(WHAT IS NEEDED) Filter the records down to the lines that hold the word "inner", and copy each of those lines.

[[ DATASET ENTRIES, beginning ]]

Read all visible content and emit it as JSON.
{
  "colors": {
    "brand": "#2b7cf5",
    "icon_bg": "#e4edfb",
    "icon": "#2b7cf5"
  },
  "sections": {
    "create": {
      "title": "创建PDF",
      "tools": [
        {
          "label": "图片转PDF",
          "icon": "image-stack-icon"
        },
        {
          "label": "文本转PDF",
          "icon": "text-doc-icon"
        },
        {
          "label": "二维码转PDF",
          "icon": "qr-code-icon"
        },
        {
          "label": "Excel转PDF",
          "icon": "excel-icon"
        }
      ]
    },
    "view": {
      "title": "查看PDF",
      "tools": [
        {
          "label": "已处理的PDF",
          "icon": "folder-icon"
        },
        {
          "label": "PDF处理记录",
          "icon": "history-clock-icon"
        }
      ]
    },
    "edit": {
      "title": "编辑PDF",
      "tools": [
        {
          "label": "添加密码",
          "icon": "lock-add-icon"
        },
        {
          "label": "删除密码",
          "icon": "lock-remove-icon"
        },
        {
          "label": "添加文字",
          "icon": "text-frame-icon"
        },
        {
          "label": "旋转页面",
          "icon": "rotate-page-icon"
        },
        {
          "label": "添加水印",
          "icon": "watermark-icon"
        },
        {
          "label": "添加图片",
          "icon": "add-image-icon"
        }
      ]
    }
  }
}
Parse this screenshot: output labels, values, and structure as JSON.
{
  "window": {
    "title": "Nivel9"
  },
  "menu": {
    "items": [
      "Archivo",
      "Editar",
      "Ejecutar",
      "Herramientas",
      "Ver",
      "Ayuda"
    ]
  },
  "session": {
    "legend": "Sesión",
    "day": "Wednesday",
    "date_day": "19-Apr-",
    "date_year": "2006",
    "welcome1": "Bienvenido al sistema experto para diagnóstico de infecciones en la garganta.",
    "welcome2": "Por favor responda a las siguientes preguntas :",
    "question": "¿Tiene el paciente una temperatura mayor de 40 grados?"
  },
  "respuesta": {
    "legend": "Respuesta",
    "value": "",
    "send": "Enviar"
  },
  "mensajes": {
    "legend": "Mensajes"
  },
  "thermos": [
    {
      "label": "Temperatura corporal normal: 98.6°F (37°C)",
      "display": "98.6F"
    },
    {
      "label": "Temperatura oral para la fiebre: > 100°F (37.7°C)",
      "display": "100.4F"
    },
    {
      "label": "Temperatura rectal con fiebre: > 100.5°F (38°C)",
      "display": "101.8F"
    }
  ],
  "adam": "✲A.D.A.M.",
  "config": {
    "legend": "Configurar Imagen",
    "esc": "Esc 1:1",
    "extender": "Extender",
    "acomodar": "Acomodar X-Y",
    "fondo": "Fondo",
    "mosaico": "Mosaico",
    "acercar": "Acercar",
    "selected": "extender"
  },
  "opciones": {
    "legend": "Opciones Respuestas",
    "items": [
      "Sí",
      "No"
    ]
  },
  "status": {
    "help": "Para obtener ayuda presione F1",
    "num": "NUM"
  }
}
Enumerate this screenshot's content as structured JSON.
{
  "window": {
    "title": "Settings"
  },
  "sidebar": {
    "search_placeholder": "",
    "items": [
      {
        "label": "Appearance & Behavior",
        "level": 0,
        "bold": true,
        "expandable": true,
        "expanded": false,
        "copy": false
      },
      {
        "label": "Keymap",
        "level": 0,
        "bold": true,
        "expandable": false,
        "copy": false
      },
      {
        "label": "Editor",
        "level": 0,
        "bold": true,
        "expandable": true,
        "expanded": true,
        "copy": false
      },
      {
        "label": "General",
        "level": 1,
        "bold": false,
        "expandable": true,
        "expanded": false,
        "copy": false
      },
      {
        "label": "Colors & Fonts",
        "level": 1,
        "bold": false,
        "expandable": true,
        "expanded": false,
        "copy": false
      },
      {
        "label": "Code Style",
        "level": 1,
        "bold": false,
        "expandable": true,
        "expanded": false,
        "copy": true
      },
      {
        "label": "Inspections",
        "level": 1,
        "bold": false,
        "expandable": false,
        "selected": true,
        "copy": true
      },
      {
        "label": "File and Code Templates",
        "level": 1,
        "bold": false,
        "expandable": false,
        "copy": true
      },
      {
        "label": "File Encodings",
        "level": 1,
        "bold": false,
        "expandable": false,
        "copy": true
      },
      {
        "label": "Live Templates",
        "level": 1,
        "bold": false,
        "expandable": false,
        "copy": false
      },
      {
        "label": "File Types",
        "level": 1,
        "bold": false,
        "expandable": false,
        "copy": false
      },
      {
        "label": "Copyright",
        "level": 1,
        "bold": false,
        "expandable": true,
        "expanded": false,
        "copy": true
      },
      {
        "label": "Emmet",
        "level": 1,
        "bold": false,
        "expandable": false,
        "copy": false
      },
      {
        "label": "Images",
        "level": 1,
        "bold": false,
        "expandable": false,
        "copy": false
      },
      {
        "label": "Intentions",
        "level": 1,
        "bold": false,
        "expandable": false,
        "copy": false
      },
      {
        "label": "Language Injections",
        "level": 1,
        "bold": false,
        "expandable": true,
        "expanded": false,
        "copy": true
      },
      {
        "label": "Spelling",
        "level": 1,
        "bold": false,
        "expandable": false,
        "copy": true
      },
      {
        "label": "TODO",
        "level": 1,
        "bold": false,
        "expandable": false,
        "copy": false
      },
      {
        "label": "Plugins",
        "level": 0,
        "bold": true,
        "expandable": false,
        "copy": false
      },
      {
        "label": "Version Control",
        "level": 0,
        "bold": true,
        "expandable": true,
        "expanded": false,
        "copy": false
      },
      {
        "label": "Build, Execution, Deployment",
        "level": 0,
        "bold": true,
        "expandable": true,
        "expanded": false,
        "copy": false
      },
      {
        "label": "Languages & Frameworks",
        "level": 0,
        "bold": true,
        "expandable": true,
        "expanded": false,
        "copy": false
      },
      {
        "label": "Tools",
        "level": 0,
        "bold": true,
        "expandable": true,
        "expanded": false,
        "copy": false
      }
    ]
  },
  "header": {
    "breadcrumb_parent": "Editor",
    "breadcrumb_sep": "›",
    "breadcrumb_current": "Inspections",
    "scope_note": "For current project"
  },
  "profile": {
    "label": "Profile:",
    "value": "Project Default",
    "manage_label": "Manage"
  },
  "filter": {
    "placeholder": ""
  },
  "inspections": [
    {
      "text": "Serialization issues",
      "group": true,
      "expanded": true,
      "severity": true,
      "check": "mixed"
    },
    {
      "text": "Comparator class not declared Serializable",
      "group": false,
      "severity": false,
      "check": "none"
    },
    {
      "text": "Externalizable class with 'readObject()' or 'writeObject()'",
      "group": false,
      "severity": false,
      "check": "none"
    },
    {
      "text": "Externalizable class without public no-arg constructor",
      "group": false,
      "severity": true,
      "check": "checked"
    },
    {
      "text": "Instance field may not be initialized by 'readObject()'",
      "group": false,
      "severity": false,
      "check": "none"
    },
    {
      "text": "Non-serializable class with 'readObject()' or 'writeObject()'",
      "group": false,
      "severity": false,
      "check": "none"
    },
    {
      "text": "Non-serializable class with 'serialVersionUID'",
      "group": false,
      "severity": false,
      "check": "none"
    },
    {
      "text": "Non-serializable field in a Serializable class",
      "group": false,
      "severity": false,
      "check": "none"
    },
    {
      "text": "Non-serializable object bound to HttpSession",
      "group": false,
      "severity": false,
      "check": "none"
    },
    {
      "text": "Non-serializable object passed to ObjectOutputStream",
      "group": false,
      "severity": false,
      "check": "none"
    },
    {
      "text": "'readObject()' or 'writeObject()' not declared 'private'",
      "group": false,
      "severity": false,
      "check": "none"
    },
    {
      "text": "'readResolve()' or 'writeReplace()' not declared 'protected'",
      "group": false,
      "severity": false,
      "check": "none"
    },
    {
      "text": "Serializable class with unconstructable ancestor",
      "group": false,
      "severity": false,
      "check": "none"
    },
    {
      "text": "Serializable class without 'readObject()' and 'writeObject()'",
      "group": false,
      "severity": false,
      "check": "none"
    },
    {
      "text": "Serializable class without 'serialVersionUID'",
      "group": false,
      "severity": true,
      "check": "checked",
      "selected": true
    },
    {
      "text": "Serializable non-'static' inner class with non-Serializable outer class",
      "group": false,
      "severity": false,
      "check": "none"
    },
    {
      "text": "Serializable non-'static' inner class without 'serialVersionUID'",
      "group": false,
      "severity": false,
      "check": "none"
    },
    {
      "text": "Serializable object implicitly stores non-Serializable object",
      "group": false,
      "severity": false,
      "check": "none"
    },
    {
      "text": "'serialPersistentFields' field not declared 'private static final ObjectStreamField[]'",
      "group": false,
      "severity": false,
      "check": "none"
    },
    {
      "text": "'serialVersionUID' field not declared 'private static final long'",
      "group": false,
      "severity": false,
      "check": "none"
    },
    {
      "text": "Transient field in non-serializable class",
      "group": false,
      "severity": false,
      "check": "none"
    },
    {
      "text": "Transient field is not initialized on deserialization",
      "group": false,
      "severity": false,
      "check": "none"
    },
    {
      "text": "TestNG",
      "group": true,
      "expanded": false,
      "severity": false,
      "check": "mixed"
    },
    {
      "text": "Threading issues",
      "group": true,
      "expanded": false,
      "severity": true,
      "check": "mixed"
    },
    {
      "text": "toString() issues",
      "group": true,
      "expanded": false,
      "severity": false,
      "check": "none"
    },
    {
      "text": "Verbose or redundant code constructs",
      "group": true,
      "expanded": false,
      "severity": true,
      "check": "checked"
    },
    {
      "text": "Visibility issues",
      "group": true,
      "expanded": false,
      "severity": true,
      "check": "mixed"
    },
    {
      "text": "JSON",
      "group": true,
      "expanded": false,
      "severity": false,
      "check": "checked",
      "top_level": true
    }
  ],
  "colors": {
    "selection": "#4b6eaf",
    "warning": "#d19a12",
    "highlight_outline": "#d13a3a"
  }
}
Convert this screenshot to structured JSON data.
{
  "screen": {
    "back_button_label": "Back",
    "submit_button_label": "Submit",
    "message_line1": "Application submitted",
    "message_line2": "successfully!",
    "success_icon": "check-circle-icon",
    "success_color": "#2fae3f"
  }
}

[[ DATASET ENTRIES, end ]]

(THE ANSWER)
      "text": "Serializable non-'static' inner class with non-Serializable outer class",
      "text": "Serializable non-'static' inner class without 'serialVersionUID'",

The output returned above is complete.